• **TASK**
The copy you return must match the listing word for word and carry no pictures.

• **MATERIAL FOR THIS EXERCISE**

[Start of Attachment]

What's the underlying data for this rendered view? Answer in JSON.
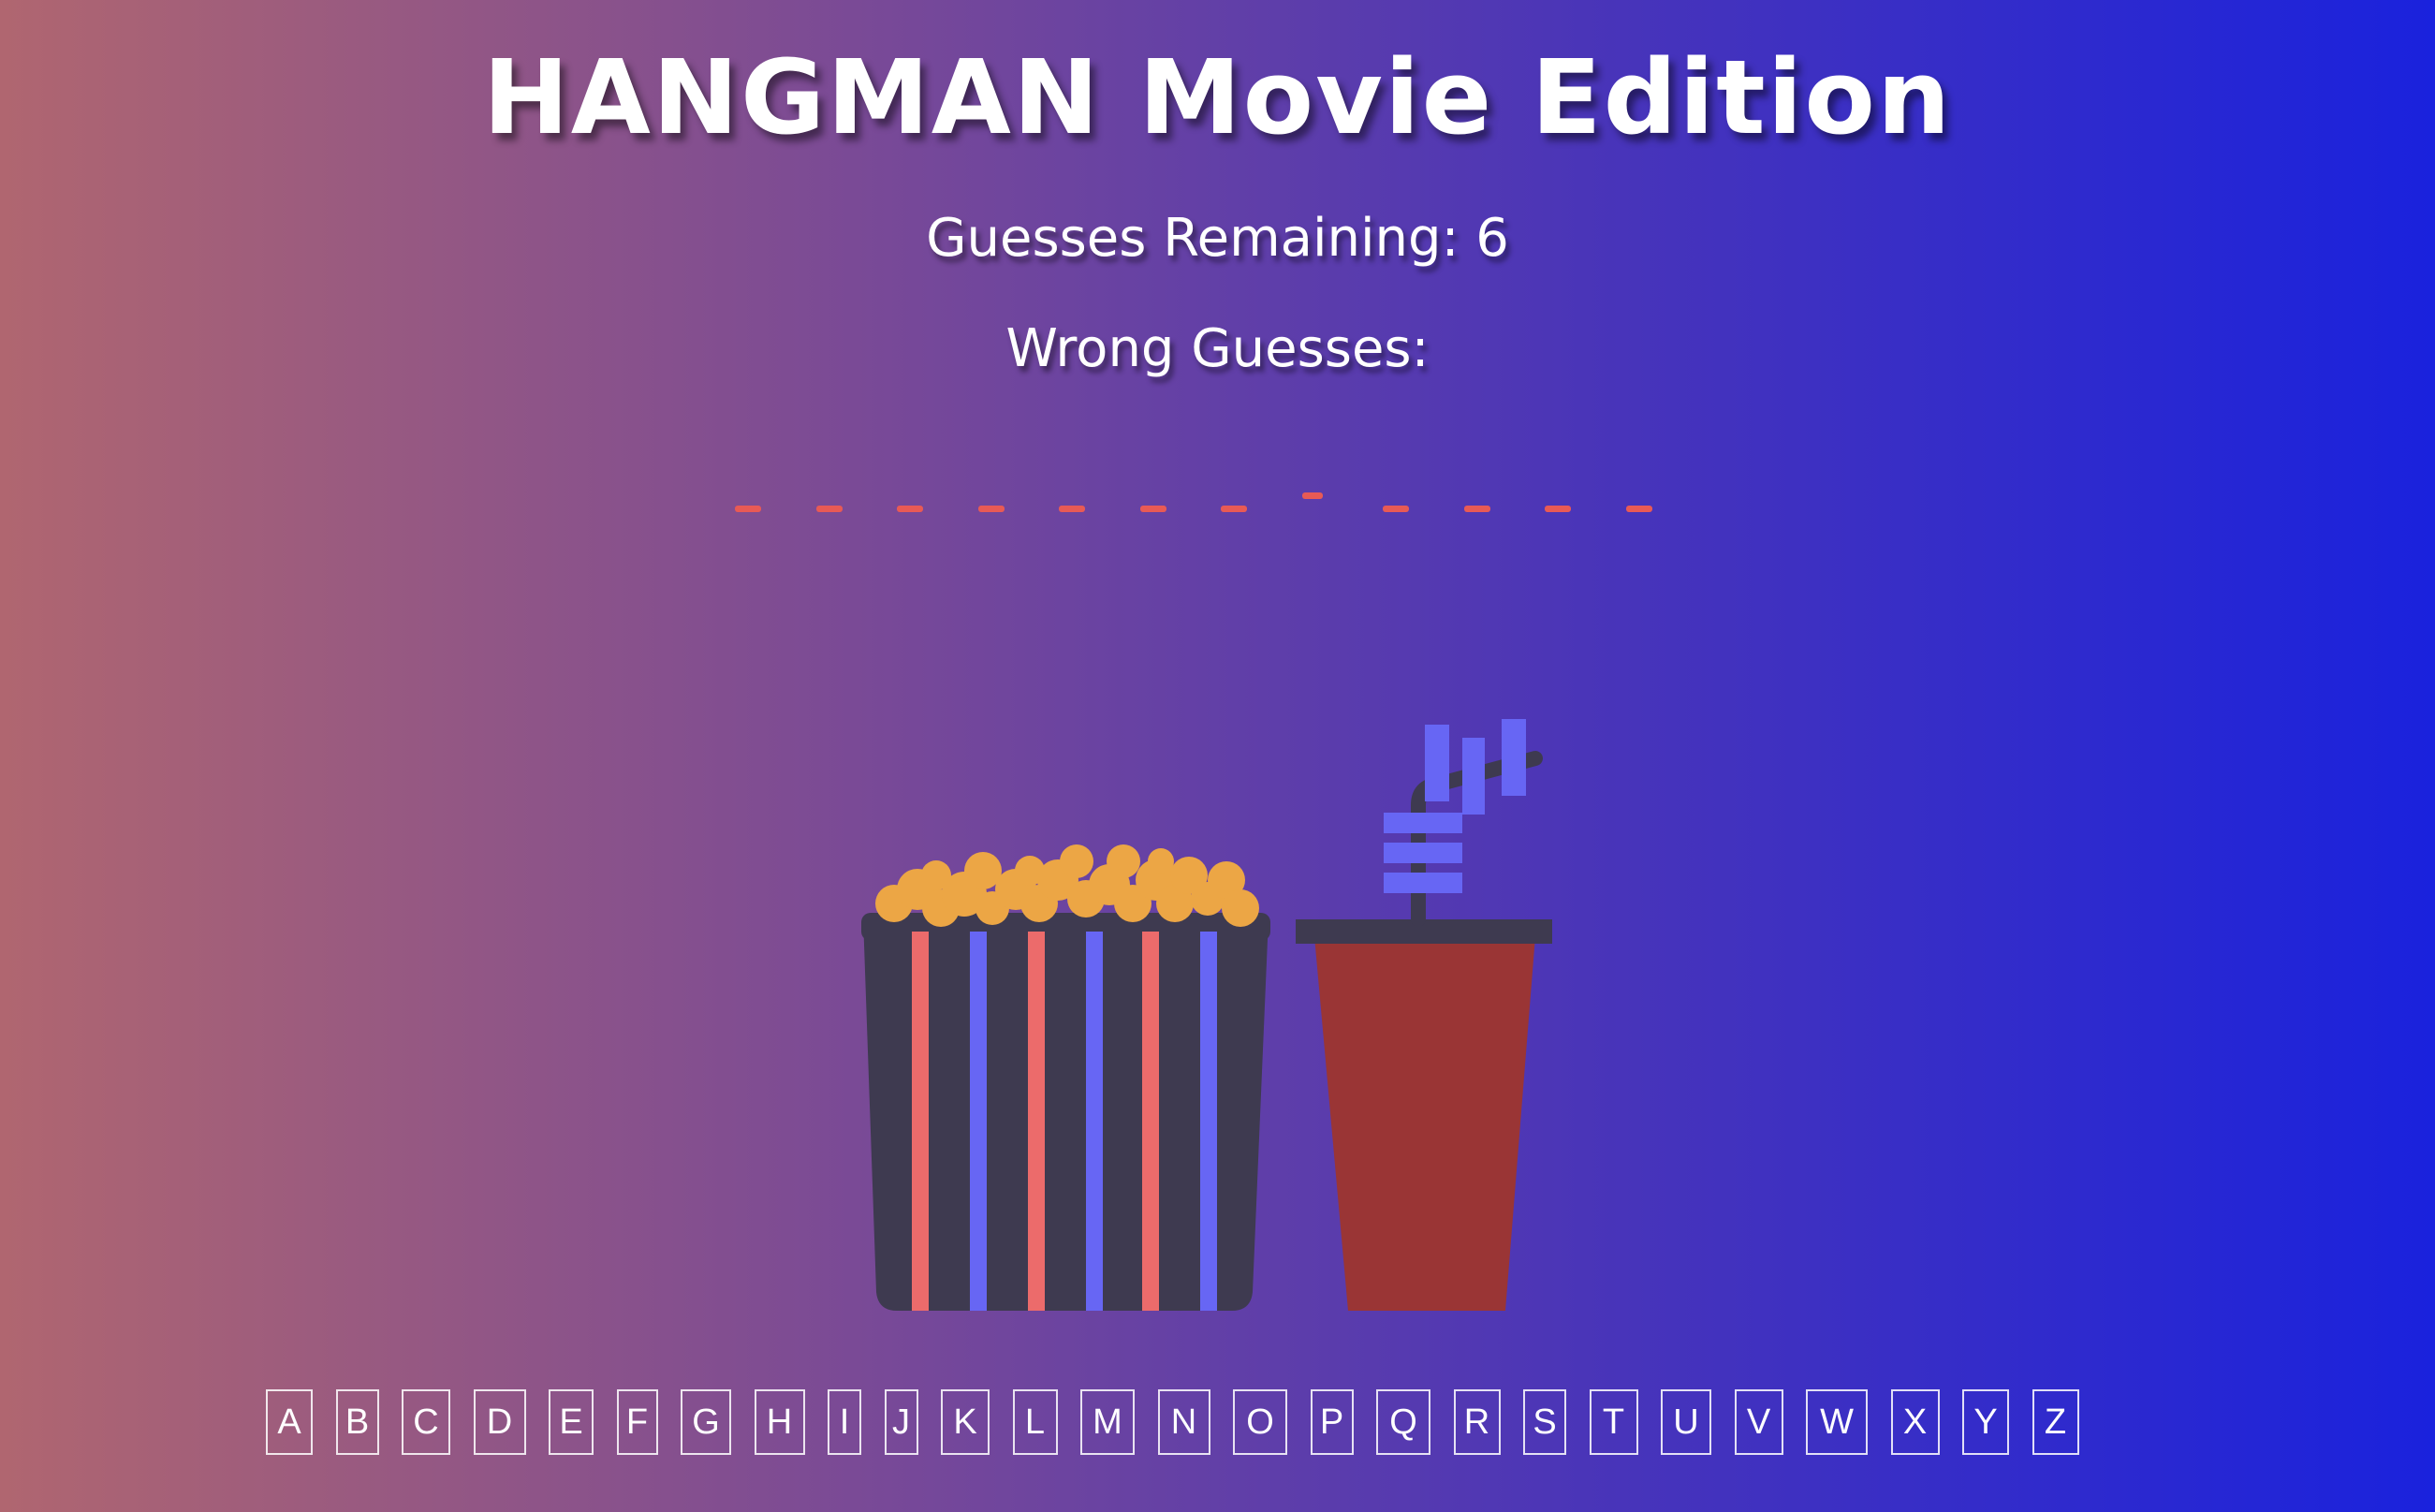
{
  "header": {
    "title": "HANGMAN Movie Edition",
    "guesses_remaining_label": "Guesses Remaining: 6",
    "wrong_guesses_label": "Wrong Guesses:"
  },
  "puzzle": {
    "blank_count": 12,
    "separator_index": 7
  },
  "keyboard": {
    "letters": [
      "A",
      "B",
      "C",
      "D",
      "E",
      "F",
      "G",
      "H",
      "I",
      "J",
      "K",
      "L",
      "M",
      "N",
      "O",
      "P",
      "Q",
      "R",
      "S",
      "T",
      "U",
      "V",
      "W",
      "X",
      "Y",
      "Z"
    ]
  },
  "colors": {
    "blank": "#e85a55",
    "bucket": "#3e3a50",
    "stripe_red": "#ec6b6b",
    "stripe_blue": "#6766f4",
    "popcorn": "#eca645",
    "cup": "#9a3535",
    "lid": "#3e3a50",
    "straw_blue": "#6766f4"
  }
}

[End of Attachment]

• **RESPONSE TO THE EXERCISE**
What's the underlying data for this rendered view? Answer in JSON.
{
  "header": {
    "title": "HANGMAN Movie Edition",
    "guesses_remaining_label": "Guesses Remaining: 6",
    "wrong_guesses_label": "Wrong Guesses:"
  },
  "puzzle": {
    "blank_count": 12,
    "separator_index": 7
  },
  "keyboard": {
    "letters": [
      "A",
      "B",
      "C",
      "D",
      "E",
      "F",
      "G",
      "H",
      "I",
      "J",
      "K",
      "L",
      "M",
      "N",
      "O",
      "P",
      "Q",
      "R",
      "S",
      "T",
      "U",
      "V",
      "W",
      "X",
      "Y",
      "Z"
    ]
  },
  "colors": {
    "blank": "#e85a55",
    "bucket": "#3e3a50",
    "stripe_red": "#ec6b6b",
    "stripe_blue": "#6766f4",
    "popcorn": "#eca645",
    "cup": "#9a3535",
    "lid": "#3e3a50",
    "straw_blue": "#6766f4"
  }
}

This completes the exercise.